_What you are asked to do_:
Pick out each line below containing "JSON".

Web page and app entries
↓
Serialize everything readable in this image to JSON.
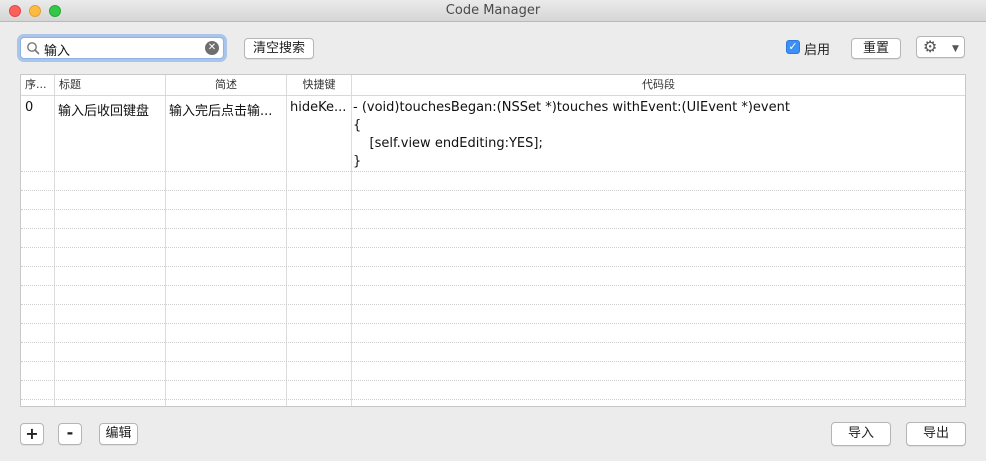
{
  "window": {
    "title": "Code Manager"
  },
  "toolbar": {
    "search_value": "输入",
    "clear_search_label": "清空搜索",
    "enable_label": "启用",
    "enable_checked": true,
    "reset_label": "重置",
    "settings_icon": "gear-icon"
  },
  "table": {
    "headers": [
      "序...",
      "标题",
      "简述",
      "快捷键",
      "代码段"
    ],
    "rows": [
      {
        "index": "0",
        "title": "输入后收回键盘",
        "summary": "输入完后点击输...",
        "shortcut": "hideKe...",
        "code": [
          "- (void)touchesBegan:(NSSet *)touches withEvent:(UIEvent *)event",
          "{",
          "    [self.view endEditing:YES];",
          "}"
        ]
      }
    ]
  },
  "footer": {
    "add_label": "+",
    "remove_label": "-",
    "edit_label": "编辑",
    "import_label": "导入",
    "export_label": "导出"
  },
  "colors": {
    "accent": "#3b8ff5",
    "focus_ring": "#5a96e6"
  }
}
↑
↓
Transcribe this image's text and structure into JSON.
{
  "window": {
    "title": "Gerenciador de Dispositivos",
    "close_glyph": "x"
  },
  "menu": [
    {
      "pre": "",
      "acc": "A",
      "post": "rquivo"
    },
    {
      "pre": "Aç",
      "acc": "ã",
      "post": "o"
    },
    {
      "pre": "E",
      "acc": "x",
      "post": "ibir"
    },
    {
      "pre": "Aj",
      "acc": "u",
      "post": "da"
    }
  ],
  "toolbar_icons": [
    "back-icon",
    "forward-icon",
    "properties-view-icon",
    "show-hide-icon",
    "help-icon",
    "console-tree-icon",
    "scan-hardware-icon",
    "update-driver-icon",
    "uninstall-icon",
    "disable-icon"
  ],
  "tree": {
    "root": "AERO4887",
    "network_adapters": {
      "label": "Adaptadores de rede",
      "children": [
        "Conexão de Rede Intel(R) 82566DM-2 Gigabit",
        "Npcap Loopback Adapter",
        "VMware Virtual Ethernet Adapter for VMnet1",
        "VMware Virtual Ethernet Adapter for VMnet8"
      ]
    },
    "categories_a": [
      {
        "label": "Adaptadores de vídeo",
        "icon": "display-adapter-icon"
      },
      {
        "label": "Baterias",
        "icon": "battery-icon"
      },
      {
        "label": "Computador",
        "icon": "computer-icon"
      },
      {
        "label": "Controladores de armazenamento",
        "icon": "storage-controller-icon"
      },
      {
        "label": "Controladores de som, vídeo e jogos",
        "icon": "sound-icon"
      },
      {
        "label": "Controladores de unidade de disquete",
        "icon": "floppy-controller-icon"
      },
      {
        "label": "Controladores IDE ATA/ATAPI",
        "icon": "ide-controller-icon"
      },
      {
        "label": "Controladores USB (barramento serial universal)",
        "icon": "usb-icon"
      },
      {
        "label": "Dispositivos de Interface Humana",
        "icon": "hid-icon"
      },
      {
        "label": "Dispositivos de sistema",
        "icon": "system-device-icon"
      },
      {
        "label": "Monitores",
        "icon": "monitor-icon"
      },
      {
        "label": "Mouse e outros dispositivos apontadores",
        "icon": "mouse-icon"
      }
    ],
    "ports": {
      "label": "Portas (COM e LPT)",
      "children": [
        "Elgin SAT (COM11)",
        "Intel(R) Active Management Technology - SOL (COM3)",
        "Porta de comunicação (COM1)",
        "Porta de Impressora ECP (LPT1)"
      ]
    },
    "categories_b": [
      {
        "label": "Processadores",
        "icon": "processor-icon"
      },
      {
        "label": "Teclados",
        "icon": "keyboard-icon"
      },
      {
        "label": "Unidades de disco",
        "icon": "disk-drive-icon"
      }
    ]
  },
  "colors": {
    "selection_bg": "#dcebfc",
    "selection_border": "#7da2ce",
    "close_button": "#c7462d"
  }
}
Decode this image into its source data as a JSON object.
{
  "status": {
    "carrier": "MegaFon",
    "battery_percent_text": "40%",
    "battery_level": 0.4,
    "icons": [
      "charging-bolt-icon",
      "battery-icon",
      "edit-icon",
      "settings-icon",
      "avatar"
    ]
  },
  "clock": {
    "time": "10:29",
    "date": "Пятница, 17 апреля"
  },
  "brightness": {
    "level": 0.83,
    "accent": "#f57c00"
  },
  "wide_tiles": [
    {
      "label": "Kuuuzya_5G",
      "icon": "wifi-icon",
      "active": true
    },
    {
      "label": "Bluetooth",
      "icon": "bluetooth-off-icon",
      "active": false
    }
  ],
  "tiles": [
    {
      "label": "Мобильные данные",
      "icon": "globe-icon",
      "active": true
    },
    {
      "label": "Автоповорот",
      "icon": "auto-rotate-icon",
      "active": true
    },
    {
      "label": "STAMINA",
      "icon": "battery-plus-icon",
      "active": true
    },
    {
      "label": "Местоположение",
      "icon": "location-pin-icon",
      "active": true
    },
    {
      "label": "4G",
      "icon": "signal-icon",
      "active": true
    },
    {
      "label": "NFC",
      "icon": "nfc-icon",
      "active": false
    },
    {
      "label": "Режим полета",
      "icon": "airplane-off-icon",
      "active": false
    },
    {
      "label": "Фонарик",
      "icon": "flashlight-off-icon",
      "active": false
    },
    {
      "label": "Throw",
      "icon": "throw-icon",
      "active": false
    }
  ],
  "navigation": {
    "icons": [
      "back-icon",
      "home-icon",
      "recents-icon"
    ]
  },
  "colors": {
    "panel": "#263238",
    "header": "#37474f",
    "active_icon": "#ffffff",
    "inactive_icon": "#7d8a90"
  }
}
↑
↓
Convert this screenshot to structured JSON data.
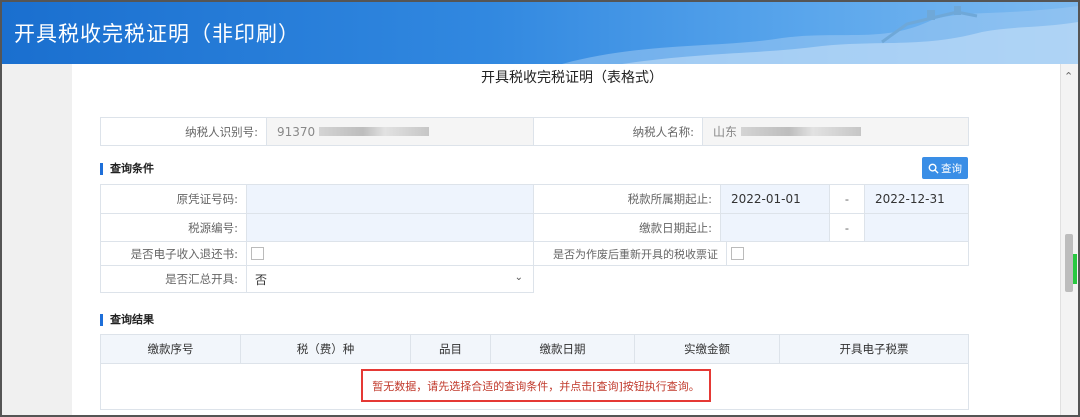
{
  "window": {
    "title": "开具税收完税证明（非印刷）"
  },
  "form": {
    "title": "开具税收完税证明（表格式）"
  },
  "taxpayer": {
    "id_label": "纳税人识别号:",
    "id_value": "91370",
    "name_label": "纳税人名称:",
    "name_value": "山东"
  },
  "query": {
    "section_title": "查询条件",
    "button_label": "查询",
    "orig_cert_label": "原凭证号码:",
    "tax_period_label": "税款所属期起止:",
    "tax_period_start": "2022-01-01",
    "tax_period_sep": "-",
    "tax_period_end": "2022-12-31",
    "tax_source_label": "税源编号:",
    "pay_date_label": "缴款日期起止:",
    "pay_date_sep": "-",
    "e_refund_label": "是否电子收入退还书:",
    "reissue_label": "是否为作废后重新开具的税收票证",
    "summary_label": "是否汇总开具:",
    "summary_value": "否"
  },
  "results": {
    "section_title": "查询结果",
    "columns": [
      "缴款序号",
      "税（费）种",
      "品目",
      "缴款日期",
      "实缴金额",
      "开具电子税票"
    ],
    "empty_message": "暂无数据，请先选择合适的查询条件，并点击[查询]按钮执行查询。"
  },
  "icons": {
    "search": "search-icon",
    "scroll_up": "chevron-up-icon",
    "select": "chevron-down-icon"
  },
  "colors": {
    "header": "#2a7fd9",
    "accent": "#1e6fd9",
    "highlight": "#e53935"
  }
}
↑
_Answer space_:
Serialize everything readable in this image to JSON.
Transcribe this image's text and structure into JSON.
Decode this image into its source data as a JSON object.
Convert this screenshot to structured JSON data.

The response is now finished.